(Data for review begins)
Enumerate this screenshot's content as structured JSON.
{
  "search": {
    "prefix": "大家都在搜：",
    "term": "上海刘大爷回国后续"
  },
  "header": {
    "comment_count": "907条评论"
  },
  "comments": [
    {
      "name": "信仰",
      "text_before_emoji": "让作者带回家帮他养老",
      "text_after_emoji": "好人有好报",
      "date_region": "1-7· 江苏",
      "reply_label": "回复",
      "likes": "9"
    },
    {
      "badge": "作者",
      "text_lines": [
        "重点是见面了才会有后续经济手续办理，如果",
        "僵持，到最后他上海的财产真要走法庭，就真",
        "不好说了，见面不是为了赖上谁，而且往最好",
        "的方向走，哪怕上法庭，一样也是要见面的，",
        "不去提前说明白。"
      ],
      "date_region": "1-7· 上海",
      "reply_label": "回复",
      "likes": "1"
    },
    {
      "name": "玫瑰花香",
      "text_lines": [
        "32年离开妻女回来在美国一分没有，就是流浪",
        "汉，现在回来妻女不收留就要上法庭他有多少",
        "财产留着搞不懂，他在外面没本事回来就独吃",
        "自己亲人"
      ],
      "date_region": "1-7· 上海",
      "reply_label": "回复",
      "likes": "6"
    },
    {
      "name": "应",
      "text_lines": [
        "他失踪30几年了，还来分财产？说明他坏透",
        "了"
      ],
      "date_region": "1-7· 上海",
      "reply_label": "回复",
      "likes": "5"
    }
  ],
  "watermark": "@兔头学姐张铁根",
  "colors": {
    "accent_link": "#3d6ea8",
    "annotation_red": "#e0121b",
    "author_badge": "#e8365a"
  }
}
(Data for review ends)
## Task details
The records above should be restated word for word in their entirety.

## Response
Enumerate this screenshot's content as structured JSON.
{
  "search": {
    "prefix": "大家都在搜：",
    "term": "上海刘大爷回国后续"
  },
  "header": {
    "comment_count": "907条评论"
  },
  "comments": [
    {
      "name": "信仰",
      "text_before_emoji": "让作者带回家帮他养老",
      "text_after_emoji": "好人有好报",
      "date_region": "1-7· 江苏",
      "reply_label": "回复",
      "likes": "9"
    },
    {
      "badge": "作者",
      "text_lines": [
        "重点是见面了才会有后续经济手续办理，如果",
        "僵持，到最后他上海的财产真要走法庭，就真",
        "不好说了，见面不是为了赖上谁，而且往最好",
        "的方向走，哪怕上法庭，一样也是要见面的，",
        "不去提前说明白。"
      ],
      "date_region": "1-7· 上海",
      "reply_label": "回复",
      "likes": "1"
    },
    {
      "name": "玫瑰花香",
      "text_lines": [
        "32年离开妻女回来在美国一分没有，就是流浪",
        "汉，现在回来妻女不收留就要上法庭他有多少",
        "财产留着搞不懂，他在外面没本事回来就独吃",
        "自己亲人"
      ],
      "date_region": "1-7· 上海",
      "reply_label": "回复",
      "likes": "6"
    },
    {
      "name": "应",
      "text_lines": [
        "他失踪30几年了，还来分财产？说明他坏透",
        "了"
      ],
      "date_region": "1-7· 上海",
      "reply_label": "回复",
      "likes": "5"
    }
  ],
  "watermark": "@兔头学姐张铁根",
  "colors": {
    "accent_link": "#3d6ea8",
    "annotation_red": "#e0121b",
    "author_badge": "#e8365a"
  }
}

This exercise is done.